Thursday December 11, 2003 (Mumbai) - December India's oilseed sector isbeset by a number of structural and policy-induced problems that havehindered its ability to meet rising demand.
These are the findings of a research project undertaken by the economicresearch services (ERS) wing of the United States Department ofAgriculture (USDA).
India is the world's leading importer of edible oils and is likely toremain an important source of global import demand for the foreseeablefuture.
A large population and steady economic growth are important contributorsto India's increasing consumption and imports, but policy has also playeda key role.
In a report titled `India's edible oil sector: Imports fill risingdemand', authors Erik Dohlman, Suresh Persaud, and Rip Landes have saidthat trade policy reforms in the mid-1990s have increased market accessand domestic price support policies have generally favoured production ofcrops that compete with oilseeds, resulting in waning oil crop productionand stagnant yields.
Efficiency gains in the oilseed processing sector have also been hamperedby poor infrastructure and policies restricting the scale of processingplants.
Despite increased imports, US prospects for market share gains in Indiaare likely to be limited by competition from palm oil producers inMalaysia and Indonesia, and soybean oil exports from Argentina and Brazil.
One factor contributing to insufficient domestic supply of oilseeds isIndia's domestic price support programme which has often favored cropsthat compete for area with oilseeds.
Under the minimum support price (MSP) program, the Indian Governmentannually sets minimum prices, based primarily on estimated productioncosts, for crops such as rice, wheat, coarse grains, pulses, and variousoilseeds, and is supposed to defend these prices by making purchases afterharvest.
The Indian government attempted to boost oilseed production in the late1980s and early 1990s under its Technology Mission on Oilseeds (TMO)programme.
During that time, MSPs for grains were kept in check relative to oilseeds.The government-controlled import monopoly dramatically lowered oilimports.
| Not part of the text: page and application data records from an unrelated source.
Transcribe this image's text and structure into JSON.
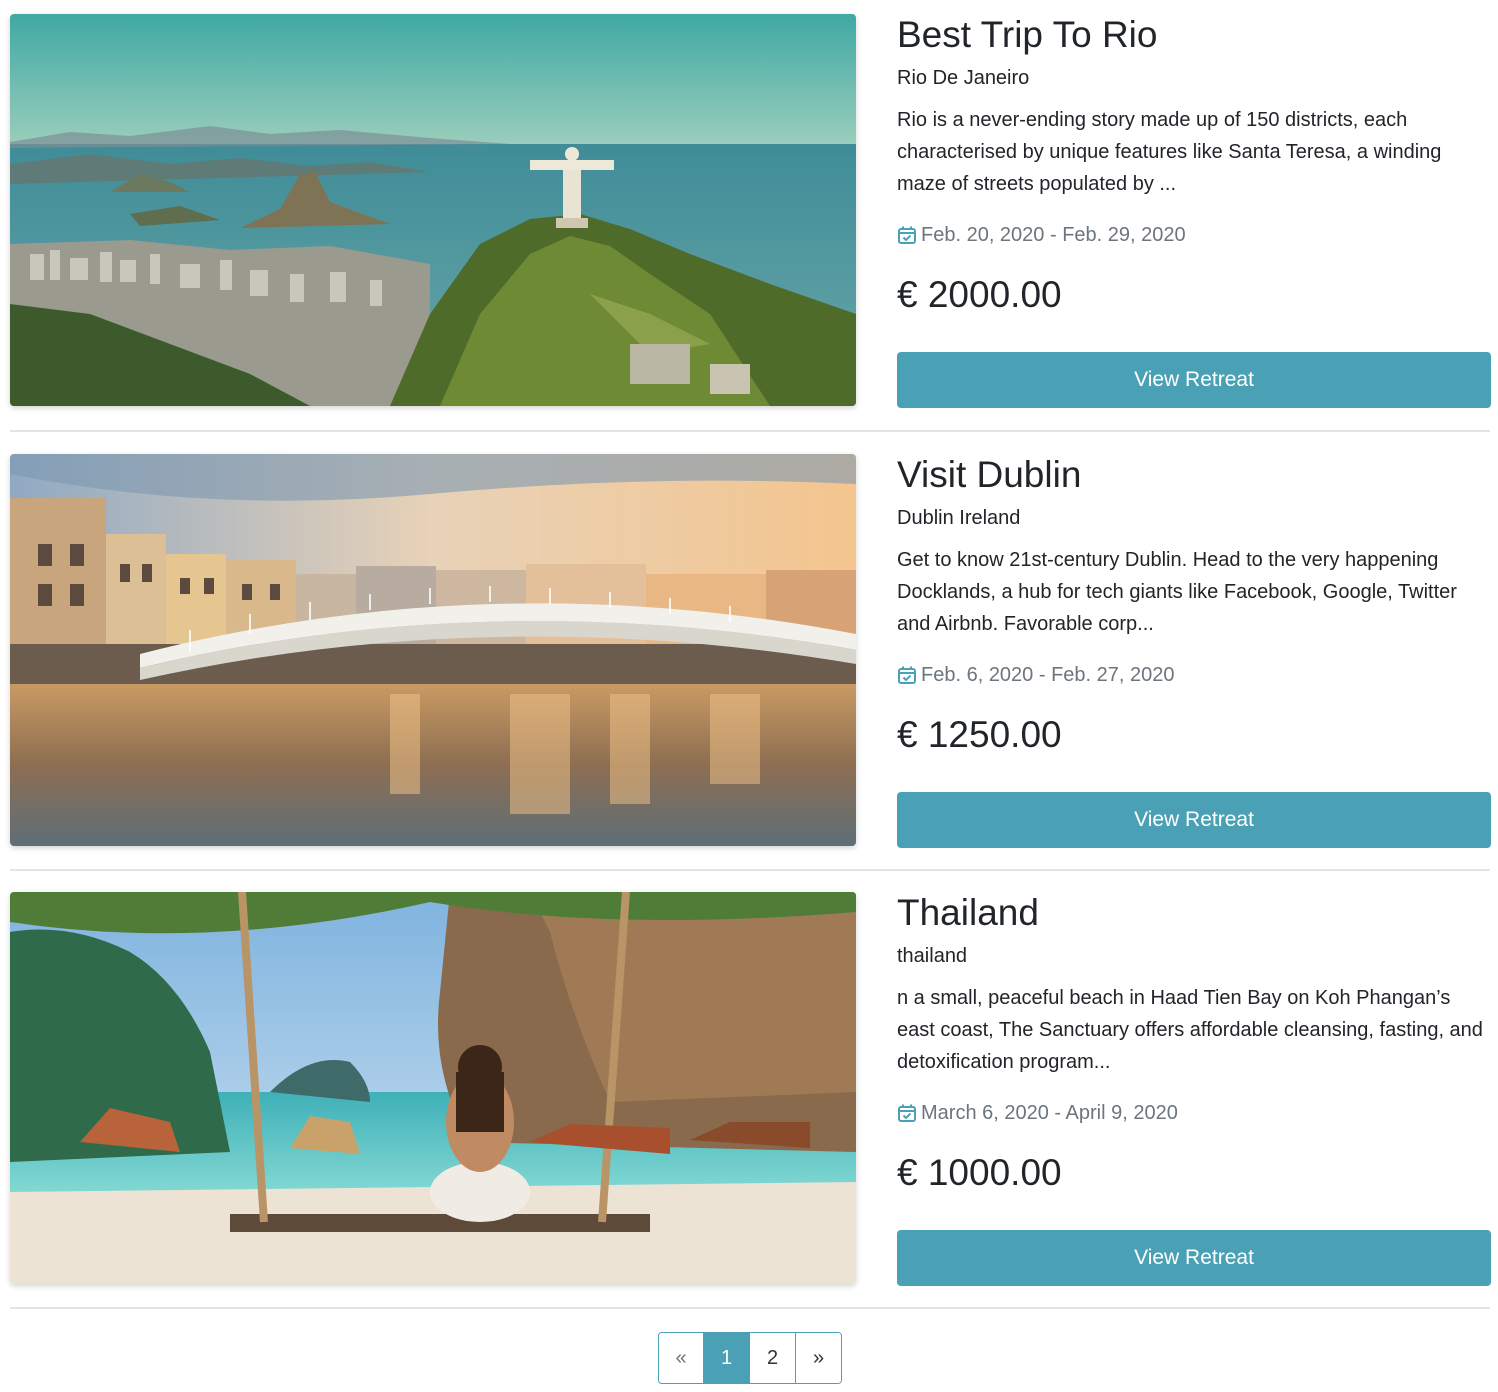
{
  "retreats": [
    {
      "title": "Best Trip To Rio",
      "location": "Rio De Janeiro",
      "description": "Rio is a never-ending story made up of 150 districts, each characterised by unique features like Santa Teresa, a winding maze of streets populated by ...",
      "dates": "Feb. 20, 2020 - Feb. 29, 2020",
      "price": "€ 2000.00",
      "button_label": "View Retreat",
      "image_alt": "Christ the Redeemer overlooking Rio de Janeiro bay"
    },
    {
      "title": "Visit Dublin",
      "location": "Dublin Ireland",
      "description": "Get to know 21st-century Dublin. Head to the very happening Docklands, a hub for tech giants like Facebook, Google, Twitter and Airbnb. Favorable corp...",
      "dates": "Feb. 6, 2020 - Feb. 27, 2020",
      "price": "€ 1250.00",
      "button_label": "View Retreat",
      "image_alt": "Ha'penny Bridge over the River Liffey at sunset"
    },
    {
      "title": "Thailand",
      "location": "thailand",
      "description": "n a small, peaceful beach in Haad Tien Bay on Koh Phangan’s east coast, The Sanctuary offers affordable cleansing, fasting, and detoxification program...",
      "dates": "March 6, 2020 - April 9, 2020",
      "price": "€ 1000.00",
      "button_label": "View Retreat",
      "image_alt": "Woman meditating on a rope swing on a Thai beach with longtail boats"
    }
  ],
  "pagination": {
    "prev": "«",
    "pages": [
      "1",
      "2"
    ],
    "active_page": "1",
    "next": "»"
  },
  "colors": {
    "accent": "#4aa1b5",
    "text": "#212529",
    "muted": "#6c757d",
    "divider": "#e2e5e8"
  },
  "icons": {
    "date": "calendar-check-icon"
  }
}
This contributed to a sharp improvement in oilseed prices relative tocompeting crops and 70 per cent increase in oilseed production, between1987-88 (14 mmt) and 1994-95 (24 mmt).
Beginning in the late 1990s, however, oilseed prices have declinedrelative to other crops, initially in response to the earlier increase indomestic oilseed supplies and subsequently owing to the liberalisation ofedible oil imports initiated in 1994. MSP levels for grains have also beenraised more than for oilseeds since the mid-1990s.
In addition, the government regularly supported wheat and rice MSPs,mainly in several important cereal-producing states. However, pricesupport operations for oilseeds have usually not been funded.
As a result, increasingly favourable returns to wheat and rice have drawnarea away from oilseeds, lowering oilseed production from an average of 26mmt annually between 1994-95 and 1996-97 to 23.3 mmt in years 1999-2000and 2001-02.
In contrast to the significant progress India has made with wheat and riceyields and production, oilseed yields in India are well below the worldaverage, and yield trends have been flat to negative in recent years.
National average soybean yields, for example, peaked in 1990-91 at just 15bushels per acre and averaged only 13 bushels per acre between 1993-94 and2002-03 compared with a 32-bushel per acre world average.
Yields for other oilseeds like peanuts, rapeseed, and sunflowerseed alsorank far below the rest of the world, typically at 50-60 per cent of theworld average.
In addition to the low oilseed yields at the farm level, the ability ofIndia's oilseed sector to compete with vegetable oil imports is furtherhampered by a processing and crushing sector that is fragmented,small-scale, and suffers from low capacity utilisation.